Natalie, our attentive and knowledgeable bartender, was asked for two Picon Punches. There was good-natured leg-pulling by the crew that this was going to be an experience I wouldn’t forget in a hurry! I watched as Natalie filled our glasses with ice, followed by measures of grenadine, Picon Amer, soda water, brandy and lastly I believe lemon juice. My eyes were already blurring at the prospect of this tongue-curling concoction!
Natalie reverentially placed the two Picon Punches on the counter in front of Denis and I. We toasted one and other. We then toasted Rod (camera guy), Greg (director) and Don (our new friend). Next up, we toasted “health, wealth and happiness”. Then, our fishing prospects, absent friends and family, our pets, the guy who invented braid, reliable outboard motors, correctly greased trailer hubs and many other interesting subjects and issues too numerous to recount here.

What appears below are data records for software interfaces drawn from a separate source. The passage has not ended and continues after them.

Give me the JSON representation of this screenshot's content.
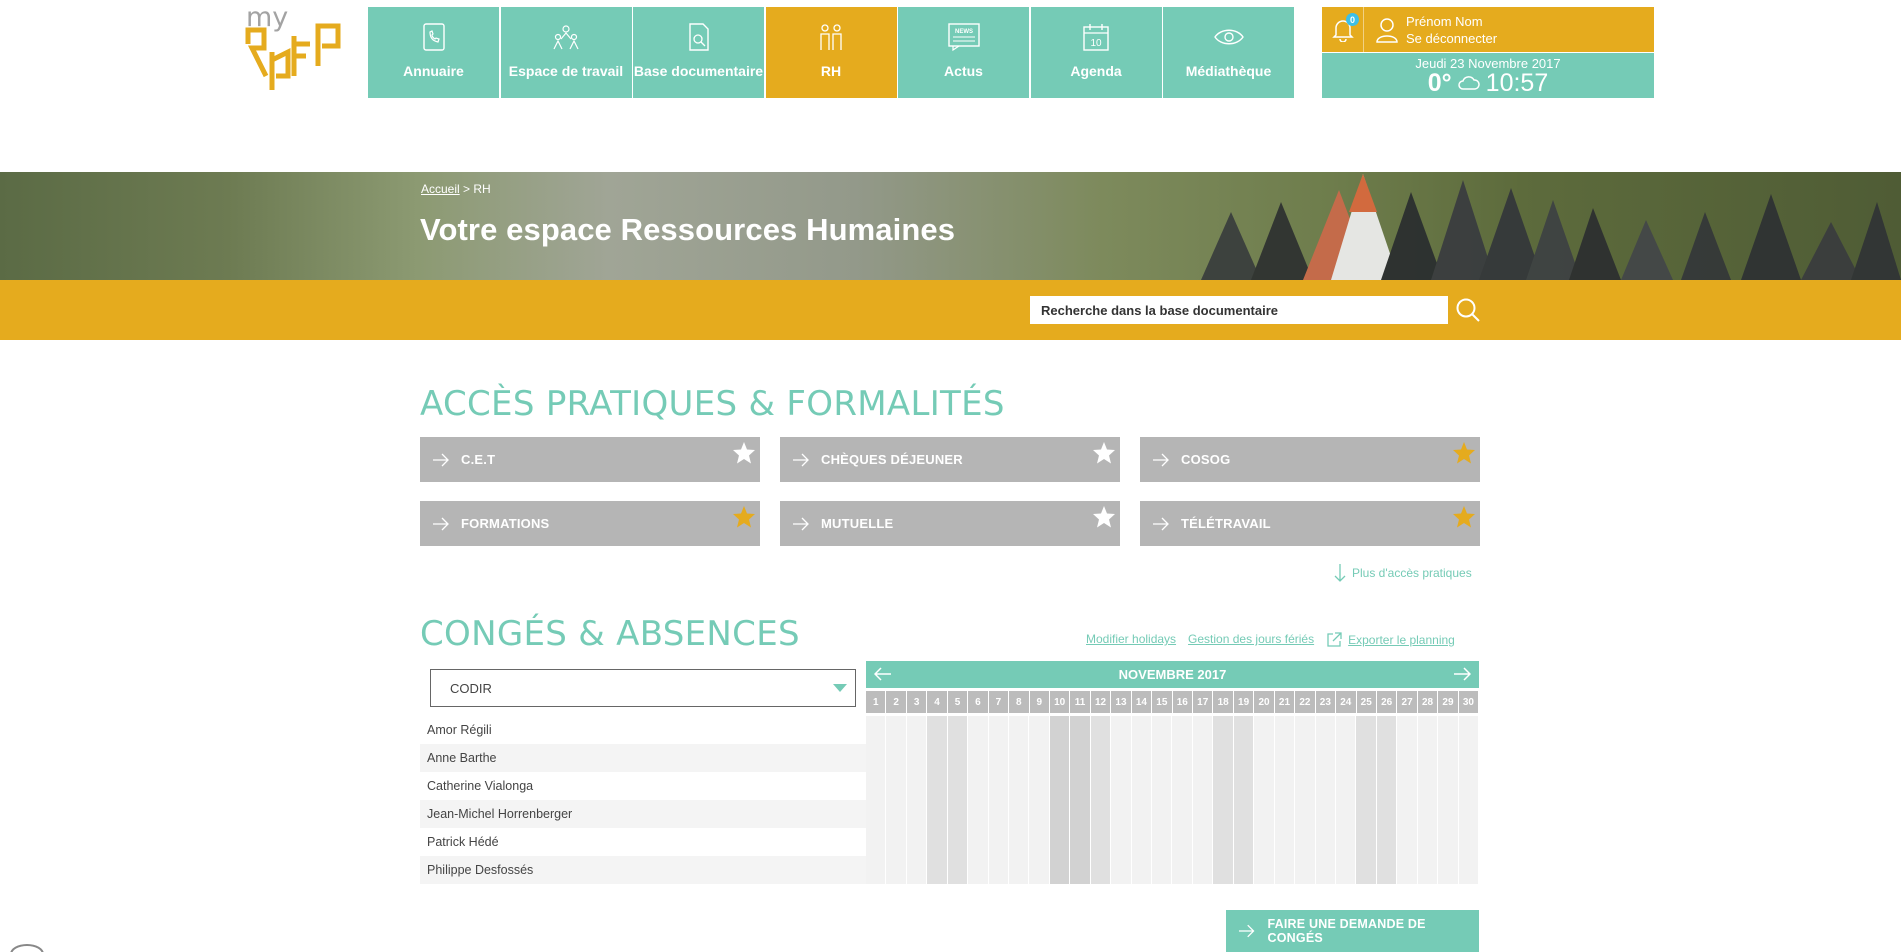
{
  "logo": {
    "my": "my",
    "brand": "RAFP"
  },
  "nav": [
    {
      "label": "Annuaire",
      "icon": "phone-book-icon"
    },
    {
      "label": "Espace de travail",
      "icon": "team-icon"
    },
    {
      "label": "Base documentaire",
      "icon": "document-search-icon"
    },
    {
      "label": "RH",
      "icon": "people-icon",
      "active": true
    },
    {
      "label": "Actus",
      "icon": "news-icon"
    },
    {
      "label": "Agenda",
      "icon": "calendar-icon"
    },
    {
      "label": "Médiathèque",
      "icon": "eye-icon"
    }
  ],
  "user": {
    "notifications": "0",
    "name": "Prénom Nom",
    "logout": "Se déconnecter",
    "date": "Jeudi 23 Novembre 2017",
    "temperature": "0°",
    "time": "10:57"
  },
  "banner": {
    "breadcrumb_home": "Accueil",
    "breadcrumb_sep": ">",
    "breadcrumb_current": "RH",
    "title": "Votre espace Ressources Humaines"
  },
  "search": {
    "placeholder": "Recherche dans la base documentaire"
  },
  "access": {
    "title": "ACCÈS PRATIQUES & FORMALITÉS",
    "tiles": [
      {
        "label": "C.E.T",
        "favorite": false
      },
      {
        "label": "CHÈQUES DÉJEUNER",
        "favorite": false
      },
      {
        "label": "COSOG",
        "favorite": true
      },
      {
        "label": "FORMATIONS",
        "favorite": true
      },
      {
        "label": "MUTUELLE",
        "favorite": false
      },
      {
        "label": "TÉLÉTRAVAIL",
        "favorite": true
      }
    ],
    "more": "Plus d'accès pratiques"
  },
  "absences": {
    "title": "CONGÉS & ABSENCES",
    "links": [
      "Modifier holidays",
      "Gestion des jours fériés",
      "Exporter le planning"
    ],
    "group": "CODIR",
    "month": "NOVEMBRE 2017",
    "days": [
      "1",
      "2",
      "3",
      "4",
      "5",
      "6",
      "7",
      "8",
      "9",
      "10",
      "11",
      "12",
      "13",
      "14",
      "15",
      "16",
      "17",
      "18",
      "19",
      "20",
      "21",
      "22",
      "23",
      "24",
      "25",
      "26",
      "27",
      "28",
      "29",
      "30"
    ],
    "people": [
      "Amor Régili",
      "Anne Barthe",
      "Catherine Vialonga",
      "Jean-Michel Horrenberger",
      "Patrick Hédé",
      "Philippe Desfossés"
    ],
    "cta": "FAIRE UNE DEMANDE DE CONGÉS"
  },
  "colors": {
    "teal": "#75cbb6",
    "gold": "#e5ab1e",
    "grey_tile": "#b5b5b5"
  }
}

Finally I said “Slainte!” (Irish for “health!”), raised the Picon Punch to my lips and took a good swig. A strangled whistle came from somewhere inside my mouth. “Wow! Jeeze! That’s something else” I said, amidst gasps for air. Most definitely an acquired taste!
Rod sympathetically handed me a bottle of Blue Moon!
The leg-pulling was mighty as Don led the way into the family-friendly dining room at the Star. I ordered beef, which was cooked to perfection, accompanied by a mountain of veg. To use the term “portion sizes at the Star Hotel are generous” would be an injustice to the word “generous”! To be accurate, the dinners are humungous! Fabulous food served by attentive staff, in a great atmosphere. What more could a hungry chap from Ireland need?
Our hosts Scott and Tricia looked after us royally and the Wild Fish Team had a really great evening with Don Newman.
That night at Elko’s Red Lion Hotel, I slept soundly in my bed – sated from the gorgeous dinner earlier at The Star and no doubt helped in no small way by my first and definitely last Picon Punch.